After Ivan Boesky was convicted of fraud back in the 1980s, the prominent arbitrageur and philanthropist asked that his name be removed from the new library of the Jewish Theological Seminary, the flagship academy of Judaism’s more progressive Conservative movement. Despite the more glaring and outrageous behavior of Kushner’s father Charles, who also served time in federal prison, a self-described “Modern Orthodox” (and presumably more devout) yeshiva still proudly carries the family name with no hint of stigma.
Perhaps a sense of shame is simply reserved for the “less religious” and not considered a requisite for Modern Orthodox society. Very few if any schools within the Orthodox or Modern Orthodox community don’t pay deference and reverence to their major donors, regardless of the frequent legal or moral entanglements. What message does this send to children of privilege, or to the children of parents like Peter or myself, who are expected to venerate such philanthropists?
Personally, I aspire to remain within the Modern Orthodox parameters, no matter how loosely drawn or poorly represented. But I have few illusions as to the purity of our enterprise. And I no longer pretend to myself that the problems are confined to a few self-important elite families or the occasional corrupt rabbi.
Sadly, any complaints against Jared Kushner’s adherence to “Modern Orthodox” values could be equally applied to hundreds of his peers. The institutions they support will continue to extol their virtues. And the rest of us will continue to write checks and to entrust our children. What other options do we have?

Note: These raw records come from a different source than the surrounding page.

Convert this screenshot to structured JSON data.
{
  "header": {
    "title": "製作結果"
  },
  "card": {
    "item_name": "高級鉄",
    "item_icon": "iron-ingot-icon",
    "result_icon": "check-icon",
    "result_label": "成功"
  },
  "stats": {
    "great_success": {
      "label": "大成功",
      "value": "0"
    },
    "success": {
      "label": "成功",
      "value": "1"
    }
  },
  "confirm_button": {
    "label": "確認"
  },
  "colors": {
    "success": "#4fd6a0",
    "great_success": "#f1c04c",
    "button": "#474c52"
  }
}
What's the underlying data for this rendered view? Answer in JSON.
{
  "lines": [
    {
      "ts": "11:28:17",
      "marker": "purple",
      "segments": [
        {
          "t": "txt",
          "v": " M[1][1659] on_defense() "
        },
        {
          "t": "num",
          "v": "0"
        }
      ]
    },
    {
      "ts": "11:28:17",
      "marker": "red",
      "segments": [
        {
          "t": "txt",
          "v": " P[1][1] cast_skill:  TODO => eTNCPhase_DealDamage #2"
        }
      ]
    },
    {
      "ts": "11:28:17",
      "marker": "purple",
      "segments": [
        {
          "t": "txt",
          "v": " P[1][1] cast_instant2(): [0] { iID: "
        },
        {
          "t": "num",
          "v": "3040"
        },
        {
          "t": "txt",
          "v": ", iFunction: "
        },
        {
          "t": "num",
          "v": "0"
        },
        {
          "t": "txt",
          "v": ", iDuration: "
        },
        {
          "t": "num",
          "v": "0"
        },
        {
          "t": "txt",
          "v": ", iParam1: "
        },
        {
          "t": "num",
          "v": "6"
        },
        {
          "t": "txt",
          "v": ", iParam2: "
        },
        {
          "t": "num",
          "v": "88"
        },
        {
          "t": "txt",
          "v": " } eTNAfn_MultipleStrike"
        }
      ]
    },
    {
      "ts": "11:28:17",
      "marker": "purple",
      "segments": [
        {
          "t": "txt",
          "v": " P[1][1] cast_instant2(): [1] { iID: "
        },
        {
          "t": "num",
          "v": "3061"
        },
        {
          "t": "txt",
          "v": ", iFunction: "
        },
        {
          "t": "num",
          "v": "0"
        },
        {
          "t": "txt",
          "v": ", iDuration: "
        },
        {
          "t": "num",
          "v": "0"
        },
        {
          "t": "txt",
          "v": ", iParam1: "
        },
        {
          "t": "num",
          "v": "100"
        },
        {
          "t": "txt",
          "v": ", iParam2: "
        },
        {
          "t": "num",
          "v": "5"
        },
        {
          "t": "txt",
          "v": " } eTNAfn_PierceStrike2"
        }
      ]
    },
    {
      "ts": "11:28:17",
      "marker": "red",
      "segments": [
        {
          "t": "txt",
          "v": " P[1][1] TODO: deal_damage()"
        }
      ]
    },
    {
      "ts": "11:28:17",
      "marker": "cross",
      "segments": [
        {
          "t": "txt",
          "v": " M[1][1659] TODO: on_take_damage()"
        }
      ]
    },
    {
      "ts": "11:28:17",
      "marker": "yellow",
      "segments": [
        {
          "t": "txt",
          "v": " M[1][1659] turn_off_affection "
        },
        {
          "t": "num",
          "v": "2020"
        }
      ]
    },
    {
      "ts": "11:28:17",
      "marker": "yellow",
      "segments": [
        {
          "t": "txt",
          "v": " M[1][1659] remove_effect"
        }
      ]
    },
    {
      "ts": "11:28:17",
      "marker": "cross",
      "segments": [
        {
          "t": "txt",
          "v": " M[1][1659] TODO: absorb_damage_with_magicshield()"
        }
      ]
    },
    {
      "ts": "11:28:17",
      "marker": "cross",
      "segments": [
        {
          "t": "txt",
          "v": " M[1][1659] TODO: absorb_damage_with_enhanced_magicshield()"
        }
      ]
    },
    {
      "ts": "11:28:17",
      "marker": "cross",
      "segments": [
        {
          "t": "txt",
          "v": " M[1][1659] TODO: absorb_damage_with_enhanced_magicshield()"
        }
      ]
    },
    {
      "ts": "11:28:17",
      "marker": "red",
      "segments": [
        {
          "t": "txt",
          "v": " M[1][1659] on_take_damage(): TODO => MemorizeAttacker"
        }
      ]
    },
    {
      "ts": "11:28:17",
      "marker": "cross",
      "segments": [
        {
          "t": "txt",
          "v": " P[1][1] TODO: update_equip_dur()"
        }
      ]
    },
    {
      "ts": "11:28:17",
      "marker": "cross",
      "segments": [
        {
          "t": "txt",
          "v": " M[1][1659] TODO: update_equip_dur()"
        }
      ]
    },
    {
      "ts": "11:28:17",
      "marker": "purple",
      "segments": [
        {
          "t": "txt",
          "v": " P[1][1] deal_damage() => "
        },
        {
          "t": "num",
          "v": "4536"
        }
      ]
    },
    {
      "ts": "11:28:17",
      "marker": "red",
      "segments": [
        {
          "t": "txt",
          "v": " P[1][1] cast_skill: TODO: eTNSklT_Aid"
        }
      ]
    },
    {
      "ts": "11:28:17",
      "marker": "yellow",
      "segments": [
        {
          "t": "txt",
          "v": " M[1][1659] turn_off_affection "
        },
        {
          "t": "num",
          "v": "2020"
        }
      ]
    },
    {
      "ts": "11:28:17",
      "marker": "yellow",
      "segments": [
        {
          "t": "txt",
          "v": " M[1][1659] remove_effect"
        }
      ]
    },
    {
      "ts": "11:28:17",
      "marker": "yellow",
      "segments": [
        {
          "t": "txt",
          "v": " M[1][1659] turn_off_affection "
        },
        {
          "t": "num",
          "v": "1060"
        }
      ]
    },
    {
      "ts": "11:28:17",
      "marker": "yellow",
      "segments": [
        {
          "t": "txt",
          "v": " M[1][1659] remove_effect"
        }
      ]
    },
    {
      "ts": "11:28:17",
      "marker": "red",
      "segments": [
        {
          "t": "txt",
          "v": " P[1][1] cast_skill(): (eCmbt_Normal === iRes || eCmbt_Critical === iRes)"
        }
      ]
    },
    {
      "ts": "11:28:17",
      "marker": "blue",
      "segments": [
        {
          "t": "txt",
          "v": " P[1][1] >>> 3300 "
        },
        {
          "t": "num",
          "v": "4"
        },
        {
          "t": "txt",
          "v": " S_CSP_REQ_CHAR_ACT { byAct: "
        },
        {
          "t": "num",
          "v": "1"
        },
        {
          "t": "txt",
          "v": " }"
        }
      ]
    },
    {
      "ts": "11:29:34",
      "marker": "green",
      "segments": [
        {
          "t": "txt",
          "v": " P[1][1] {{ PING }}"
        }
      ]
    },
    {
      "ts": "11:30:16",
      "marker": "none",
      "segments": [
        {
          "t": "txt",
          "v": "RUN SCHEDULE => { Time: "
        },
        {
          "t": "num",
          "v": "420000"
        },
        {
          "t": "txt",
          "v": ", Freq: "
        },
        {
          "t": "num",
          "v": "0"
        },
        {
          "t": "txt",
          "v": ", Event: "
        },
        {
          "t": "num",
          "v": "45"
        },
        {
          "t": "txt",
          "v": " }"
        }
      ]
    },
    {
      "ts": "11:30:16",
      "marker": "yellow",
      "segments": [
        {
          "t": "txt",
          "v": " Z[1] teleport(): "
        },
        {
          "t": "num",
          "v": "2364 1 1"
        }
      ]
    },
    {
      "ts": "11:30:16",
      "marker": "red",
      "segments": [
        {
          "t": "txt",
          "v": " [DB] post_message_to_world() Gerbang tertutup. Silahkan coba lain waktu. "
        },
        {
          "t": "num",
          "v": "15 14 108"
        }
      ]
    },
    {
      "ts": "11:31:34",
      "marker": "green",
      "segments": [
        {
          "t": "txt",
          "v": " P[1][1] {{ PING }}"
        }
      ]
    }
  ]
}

As Peter implies, we should not expect any serious “after action” reports, which in any case — based on past experience — would lead to no lasting improvements. We should draw the lessons for ourselves, both obvious and elusive. We should model the values we desire our children to embody. But let’s stop dignifying mediocrity and ivory-tower rabbinics by calling this a movement. At best, we are in stasis.